This gathering was a significant event because of the connection of the Mater Dei Sisters with Mercy. Those who gathered had the opportunity to visit the special room that was used by the Foundress of the Poor Servants of the Mother of God when she was in Rome and which has a display of items used by her personally and for prayer and ministry.
Sister Francesca serves a good cup of tea
Brief Historical Background
Frances Margaret Taylor was born in 1832 in London, daughter of a Church of England minister. Seeking a way to express her deep faith, a faith that did not seem to be met in her own church, she joined the Roman Catholic Church and in subsequent years went on to found a religious order that would respond to the needs of the poor in London. After detailed investigation of other religious orders and how they were responding to the cry of the poor and under advice if her spiritual mentors Fanny Taylor (a prolific writer by this time) founded the Poor Servants of the Mother of God in 1869. She took the name Mary Magdalen of the Sacred Heart. September 24, Feast of Our Lady of Mercy, is held as the beginning of the new Congregation. (See biography and rich and detailed history written by Francis Charles Devas, sj.
One more significant historical connection with the Sisters of Mercy is that Miss Fanny Taylor nursed with Sisters of Mercy in the Crimea and credits her deepened faith and her vocation to their example and to the faith of the Irish Catholic soldiers that they nursed together. (Her book Irish Homes and Irish Hearts is on-line https://archive.org/details/irishhomesirishh00tayl ). Another of her books published in 1862 devotes a chapter to the Sisters of Mercy beginning on page 210 https://archive.org/details/ReligiousOrders . Other books are linked here: Taylor, Mary Magdalen, 1832-1900.
This Mercy Sunday was indeed special as bread was broken in St. Peter’s Square in the morning with Pope Francis presiding and a “good cup of tea” was shared with kindred ‘mercy’ folks in the afternoon.
God’s mercy and God’s sense of unity work in mysterious ways!

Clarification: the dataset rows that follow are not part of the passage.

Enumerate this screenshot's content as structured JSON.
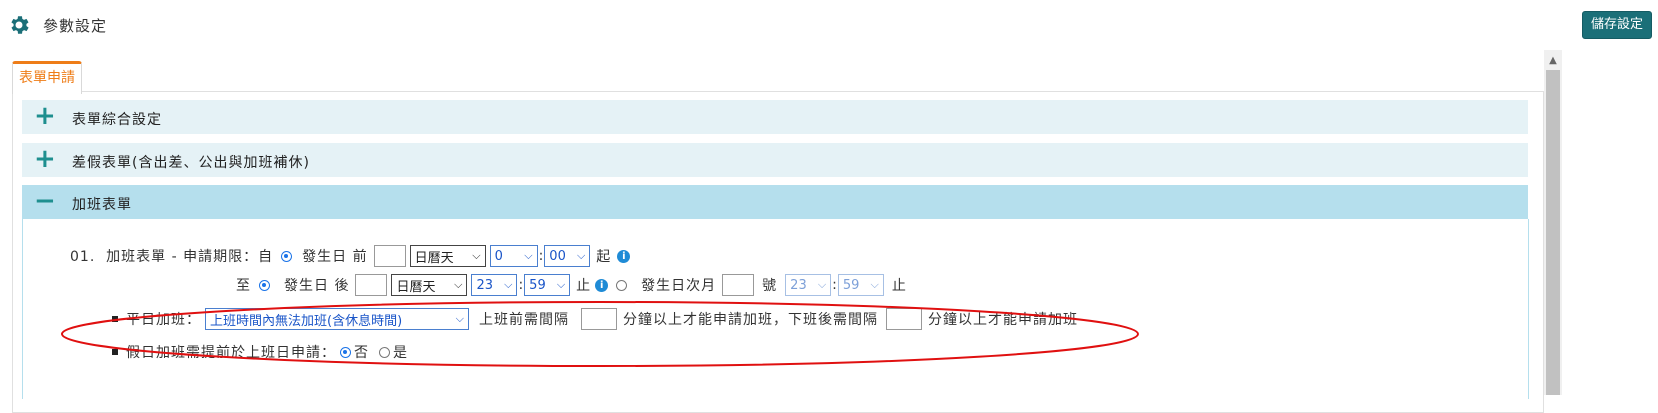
{
  "header": {
    "title": "參數設定",
    "save_label": "儲存設定"
  },
  "tabs": [
    {
      "label": "表單申請",
      "active": true
    }
  ],
  "sections": [
    {
      "title": "表單綜合設定",
      "icon": "+",
      "expanded": false
    },
    {
      "title": "差假表單(含出差、公出與加班補休)",
      "icon": "+",
      "expanded": false
    },
    {
      "title": "加班表單",
      "icon": "−",
      "expanded": true
    }
  ],
  "overtime": {
    "r1": {
      "prefix": "01.  加班表單 - 申請期限：自",
      "ref_day": "發生日 前",
      "unit": "日曆天",
      "hour": "0",
      "colon": ":",
      "minute": "00",
      "suffix": "起"
    },
    "r2": {
      "prefix": "至",
      "ref_day": "發生日 後",
      "unit": "日曆天",
      "hour": "23",
      "colon": ":",
      "minute": "59",
      "stop": "止",
      "next_month": "發生日次月",
      "day_label": "號",
      "hour2": "23",
      "colon2": ":",
      "minute2": "59",
      "stop2": "止"
    },
    "r3": {
      "label": "平日加班：",
      "option": "上班時間內無法加班(含休息時間)",
      "before_gap": "上班前需間隔",
      "before_text": "分鐘以上才能申請加班，下班後需間隔",
      "after_text": "分鐘以上才能申請加班"
    },
    "r4": {
      "label": "假日加班需提前於上班日申請：",
      "no_label": "否",
      "yes_label": "是",
      "selected": "否"
    }
  },
  "colors": {
    "accent_tab": "#ee7d18",
    "save_button": "#1b6f78",
    "section_header": "#e5f2f6",
    "section_header_expanded": "#b5dfed",
    "annotation": "#e01010"
  },
  "icons": {
    "page_icon": "gear-icon",
    "info_icon": "info-icon"
  }
}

On Monday morning the Mercy pilgrims met in the small and beautiful church of Santa Prudenziana which is one of the oldest churches in Rome. There is found the large painted image of Mary, Mother of Mercy in one of the side altars. A copy of this image of Marywas sent to the House of Mercy at Baggot Street by Pope Leo Xlll in 1890 and still hangs in the chapel there. The group gathered before the image to pray in gratitude for the needs of the world and commited themselves to be guardians of the doors of Mercy to those in need. the group sang the sucipe in English and Spanish. The group from Aotearoa New Zealand sang a beautiful hymn in Maori language. The pilgrims sang the Hail Holy Queen and extended to each other an Irish Blessing.
This gathering marked the formal end of the Mercy pilgrimage.
Sincere gratitude is extended to Mary Reynolds rsm for having facilitated the details and format of the pilgrimage. Gratitude is offered to those who led the components of the preparation and orientation of the pilgrims at Mercy International Centre before they left for Rome. Thanks are given to Brenda Dolphin rsm who collaborated with Mary and others to ensure that the local logistics in Rome were in place- accommodations, the gathering meal, transportation, etc. Deep gratitude is offered to the Mercy congregations and facilities who supported and encouraged the piligmage and the pilgrims. It was a world-wide Mercy event that will not be easily forgotten and that will bring many blessings to the Mercy world.